Spidey found both of them at a BioTechnix factory. He escaped with a prosthetic limb and a suitcase, that gave him some clues. After speaking to some sources, he returns to the factory, where an amputee just brought the John Hancock device to Fusion. After Fusion tells Ock that the amputee is the only witness to the whole affair, Ock wastes him. Fusion is enraged that Octopus killed the guy without his order, but he soon realises that that was his smallest problem. Octopus was playing him for a fool, to get the device. Fusion's powers have no effect on him. He beats Fusion up, and leaves him hanging from the ceiling, near-death, covered in octopus ink, and with 4 prosthetic limbs stuck to his torso. That's how Spidey finds him. He calls an ambulance, and that concludes Fusion's participation in that story. The final issue pits Spidey versus Ock in grand style. Guess who won?
|Cover Date||Appearance Information|
|Jun 2001||App: Peter Parker: Spider-Man (Vol. 2) #30|
|Jul 2001||App: Peter Parker: Spider-Man (Vol. 2) #31|
|Aug 2001||App: Peter Parker: Spider-Man (Vol. 2) #32|
|Mar 2002||App: Peter Parker: Spider-Man (Vol. 2) #39|
|Apr 2002||App: Peter Parker: Spider-Man (Vol. 2) #40|
|Trashed really bad by Doc Ock.|
|May 2002||App: Peter Parker: Spider-Man (Vol. 2) #41|
The assistance of the Marvel Chronology Project is gratefully acknowledged.
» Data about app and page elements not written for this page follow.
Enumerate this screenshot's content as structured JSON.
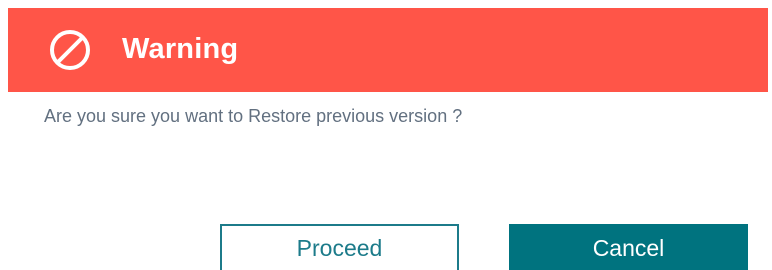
{
  "dialog": {
    "header": {
      "icon": "prohibited-icon",
      "title": "Warning",
      "background_color": "#ff5548"
    },
    "message": "Are you sure you want to Restore previous version ?",
    "buttons": {
      "proceed_label": "Proceed",
      "cancel_label": "Cancel"
    },
    "colors": {
      "accent": "#00737f",
      "message_text": "#627080"
    }
  }
}
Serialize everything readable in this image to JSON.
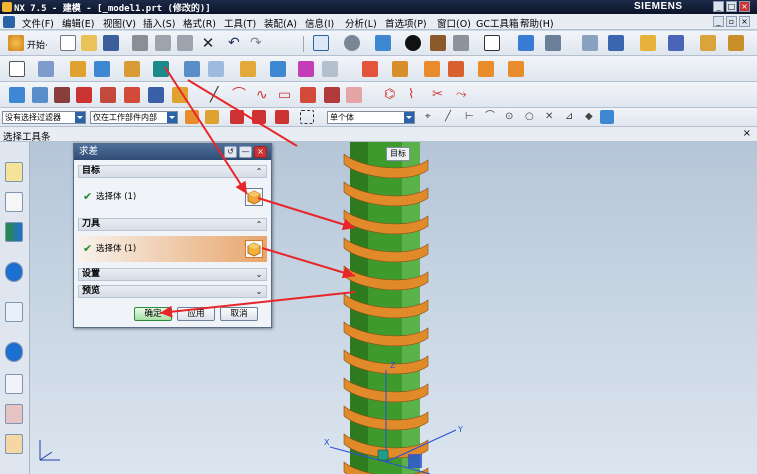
{
  "window": {
    "title": "NX 7.5 - 建模 - [_model1.prt (修改的)]",
    "brand": "SIEMENS",
    "controls": [
      "_",
      "□",
      "×"
    ]
  },
  "menubar": {
    "items": [
      "文件(F)",
      "编辑(E)",
      "视图(V)",
      "插入(S)",
      "格式(R)",
      "工具(T)",
      "装配(A)",
      "信息(I)",
      "分析(L)",
      "首选项(P)",
      "窗口(O)",
      "GC工具箱",
      "帮助(H)"
    ]
  },
  "toolbar1": {
    "start_label": "开始·"
  },
  "filterbar": {
    "type_filter": "没有选择过滤器",
    "scope_filter": "仅在工作部件内部",
    "body_filter": "单个体"
  },
  "selection_toolbar": {
    "label": "选择工具条"
  },
  "dialog": {
    "title": "求差",
    "target": {
      "header": "目标",
      "select_label": "选择体 (1)"
    },
    "tool": {
      "header": "刀具",
      "select_label": "选择体 (1)"
    },
    "settings_header": "设置",
    "preview_header": "预览",
    "buttons": {
      "ok": "确定",
      "apply": "应用",
      "cancel": "取消"
    }
  },
  "viewport": {
    "target_label": "目标",
    "axes": {
      "x": "X",
      "y": "Y",
      "z": "Z"
    }
  },
  "colors": {
    "helix": "#e08a2a",
    "cylinder": "#3f9a2c",
    "annotation_arrow": "#e8262a",
    "title_bar": "#0b1428"
  }
}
Some of the above information is extracted from the various versions of the Official Handbook to the Marvel Universe and the more recent Marvel Encyclopaedias.